LONDON, 30 September 2016 – On 17 November 2016, Sotheby’s New York Contemporary Art Evening Auction will include Woldgate Woods, 24, 25 and 26, 2006, the first work from David Hockney’s famed Woldgate Woods series to appear at auction. Measuring over three and half meters in diameter, the work, captivated audiences as part of Royal Academy’s blockbuster 2012 exhibition David Hockney: A Bigger Picture, which featured spectacular large-scale paintings inspired by the East Yorkshire landscape. With an estimate of $9/12 million, Woldgate Woods, 24, 25 and 26, 2006 is set to establish a record for the artist at auction.
Grégoire Billault, Head of the Contemporary Art Department, noted: “David Hockney stands alongside Francis Bacon and Lucian Freud as one of the pillars of post-war British art. Ten years after we redefined the market for his work with The Splash, Sotheby’s is set to once again establish a new record with Woldgate Woods, 24, 25 and 26, 2006. With the opening of the Tate retrospective early next year, along with collectors’ tremendous appetite for quality, now is the perfect time to present one of the great accomplishments of the artist’s late career.”
Throughout 2006, Hockney executed a limited series of paintings of the Woldgate Woods in his native Yorkshire, charting the changes in light and colour as the seasons passed. Limited by the size of the canvas he was able to fit through the staircase at his Bridlington studio, he devised a method of using multiple canvases in order to achieve the desired scale. Woldgate Woods, 24, 25 and 26 October 2006, capturing the autumnal colors of East Yorkshire, is composed using six of these canvases. The huge public and critical success of this body of work has led to this quiet corner in the north east of England becoming known as ‘Hockney Country’, with the local tourist board even creating a Hockney Trail inspired by the locations immortalized in the series.

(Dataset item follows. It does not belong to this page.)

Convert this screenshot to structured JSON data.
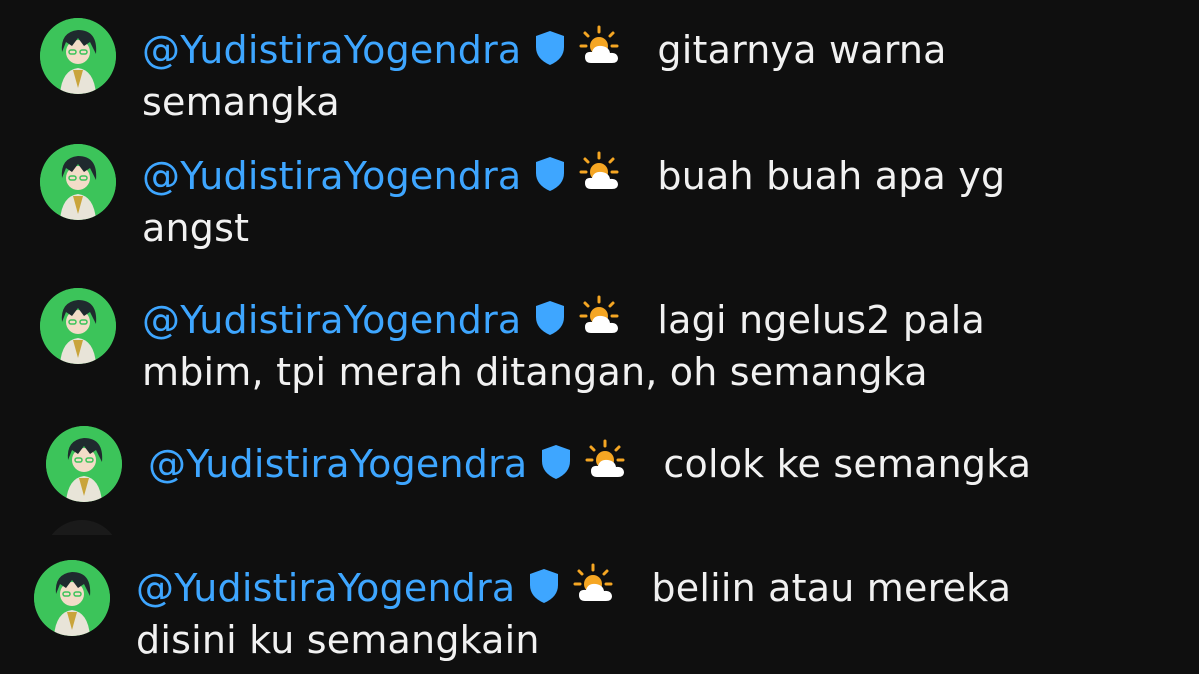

Already a godfather of contemporary British art, Hockney’s glorious series of paintings of the East Yorkshire Wolds transformed him into undoubtedly one of the greatest and most obsessive painters of the English countryside. Woldgate Woods, 24, 25 and 26 October 2006, appears at auction ahead of Hockney’s major retrospective at Tate Britain, which opens in February 2017, and in the wake of the remarkable ‘82 Portraits and 1 Still-life’ at the Royal Academy in 2016.